## EXERCISE PROMPT
Where the word "true" appears in a line below, copy the whole line.

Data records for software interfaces
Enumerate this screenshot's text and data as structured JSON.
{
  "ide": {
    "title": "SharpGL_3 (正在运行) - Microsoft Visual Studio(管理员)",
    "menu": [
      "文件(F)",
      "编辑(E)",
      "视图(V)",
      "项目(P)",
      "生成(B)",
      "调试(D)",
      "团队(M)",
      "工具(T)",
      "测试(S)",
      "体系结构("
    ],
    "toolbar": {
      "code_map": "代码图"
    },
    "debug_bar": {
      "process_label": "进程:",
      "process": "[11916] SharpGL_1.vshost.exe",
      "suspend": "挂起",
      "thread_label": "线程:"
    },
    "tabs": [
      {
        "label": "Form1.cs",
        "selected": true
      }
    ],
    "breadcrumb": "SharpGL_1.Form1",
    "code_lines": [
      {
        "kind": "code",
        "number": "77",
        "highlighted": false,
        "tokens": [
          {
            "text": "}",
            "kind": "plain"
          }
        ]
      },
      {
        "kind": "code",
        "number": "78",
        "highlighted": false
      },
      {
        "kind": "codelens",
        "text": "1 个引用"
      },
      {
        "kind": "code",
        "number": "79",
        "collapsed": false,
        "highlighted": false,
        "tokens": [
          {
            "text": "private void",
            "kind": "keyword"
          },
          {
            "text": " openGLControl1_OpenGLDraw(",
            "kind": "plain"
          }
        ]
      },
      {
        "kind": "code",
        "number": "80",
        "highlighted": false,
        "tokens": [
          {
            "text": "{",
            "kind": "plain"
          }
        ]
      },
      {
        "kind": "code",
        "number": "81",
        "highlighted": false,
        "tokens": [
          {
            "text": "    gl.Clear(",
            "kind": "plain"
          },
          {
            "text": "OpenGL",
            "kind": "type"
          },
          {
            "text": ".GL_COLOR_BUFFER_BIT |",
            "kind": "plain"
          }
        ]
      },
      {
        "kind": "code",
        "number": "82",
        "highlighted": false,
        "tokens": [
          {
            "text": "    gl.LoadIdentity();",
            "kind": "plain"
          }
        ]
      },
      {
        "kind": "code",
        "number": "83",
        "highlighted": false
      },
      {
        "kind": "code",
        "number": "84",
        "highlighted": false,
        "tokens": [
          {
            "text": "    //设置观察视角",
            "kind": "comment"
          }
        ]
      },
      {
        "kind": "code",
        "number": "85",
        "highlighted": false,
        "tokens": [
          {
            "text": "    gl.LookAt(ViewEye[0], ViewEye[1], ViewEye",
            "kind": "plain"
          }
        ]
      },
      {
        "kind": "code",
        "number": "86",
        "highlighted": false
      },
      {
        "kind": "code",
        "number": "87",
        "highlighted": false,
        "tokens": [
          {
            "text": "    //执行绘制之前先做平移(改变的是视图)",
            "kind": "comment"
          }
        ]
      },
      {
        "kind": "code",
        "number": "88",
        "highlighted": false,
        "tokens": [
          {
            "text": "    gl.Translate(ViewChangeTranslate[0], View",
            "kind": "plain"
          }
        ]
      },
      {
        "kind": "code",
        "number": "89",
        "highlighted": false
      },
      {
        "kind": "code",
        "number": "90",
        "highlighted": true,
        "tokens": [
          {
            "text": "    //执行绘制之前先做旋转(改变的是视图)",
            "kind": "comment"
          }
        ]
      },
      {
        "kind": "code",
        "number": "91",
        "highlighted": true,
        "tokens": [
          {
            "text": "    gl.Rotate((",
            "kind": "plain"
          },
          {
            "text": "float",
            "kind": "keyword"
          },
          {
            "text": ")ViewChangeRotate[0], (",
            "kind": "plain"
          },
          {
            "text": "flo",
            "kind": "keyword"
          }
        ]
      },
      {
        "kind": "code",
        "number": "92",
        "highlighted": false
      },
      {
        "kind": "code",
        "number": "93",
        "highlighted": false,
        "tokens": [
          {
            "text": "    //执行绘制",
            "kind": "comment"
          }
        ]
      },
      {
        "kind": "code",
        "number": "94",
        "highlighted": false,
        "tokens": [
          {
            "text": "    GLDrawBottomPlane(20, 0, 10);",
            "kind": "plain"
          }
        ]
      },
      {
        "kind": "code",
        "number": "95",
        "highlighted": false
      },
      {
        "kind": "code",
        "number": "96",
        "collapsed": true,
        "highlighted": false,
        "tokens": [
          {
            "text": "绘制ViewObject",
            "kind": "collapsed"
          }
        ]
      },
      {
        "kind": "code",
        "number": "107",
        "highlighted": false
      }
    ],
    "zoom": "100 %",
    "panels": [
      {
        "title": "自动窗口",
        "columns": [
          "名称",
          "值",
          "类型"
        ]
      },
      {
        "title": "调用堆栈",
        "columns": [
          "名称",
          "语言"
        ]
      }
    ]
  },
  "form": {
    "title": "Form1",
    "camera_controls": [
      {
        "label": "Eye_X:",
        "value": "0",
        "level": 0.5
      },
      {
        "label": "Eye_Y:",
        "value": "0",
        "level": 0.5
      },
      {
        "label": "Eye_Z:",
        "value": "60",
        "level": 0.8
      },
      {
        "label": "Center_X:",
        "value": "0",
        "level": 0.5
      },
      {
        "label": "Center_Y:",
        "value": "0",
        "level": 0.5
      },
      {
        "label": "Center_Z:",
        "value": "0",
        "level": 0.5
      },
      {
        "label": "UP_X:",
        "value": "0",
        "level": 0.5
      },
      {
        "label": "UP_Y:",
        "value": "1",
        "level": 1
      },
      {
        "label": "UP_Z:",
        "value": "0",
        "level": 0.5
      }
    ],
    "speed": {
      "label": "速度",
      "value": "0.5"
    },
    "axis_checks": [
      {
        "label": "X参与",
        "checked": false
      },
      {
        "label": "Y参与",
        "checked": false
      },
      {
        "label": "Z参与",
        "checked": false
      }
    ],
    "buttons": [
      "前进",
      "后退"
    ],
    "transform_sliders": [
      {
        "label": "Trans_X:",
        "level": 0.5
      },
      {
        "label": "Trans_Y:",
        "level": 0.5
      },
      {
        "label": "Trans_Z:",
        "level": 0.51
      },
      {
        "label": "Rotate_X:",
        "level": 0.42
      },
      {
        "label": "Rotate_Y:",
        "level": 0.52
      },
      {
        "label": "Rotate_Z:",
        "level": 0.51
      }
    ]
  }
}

## SOLUTION
        "selected": true
        "highlighted": true,
        "highlighted": true,
        "collapsed": true,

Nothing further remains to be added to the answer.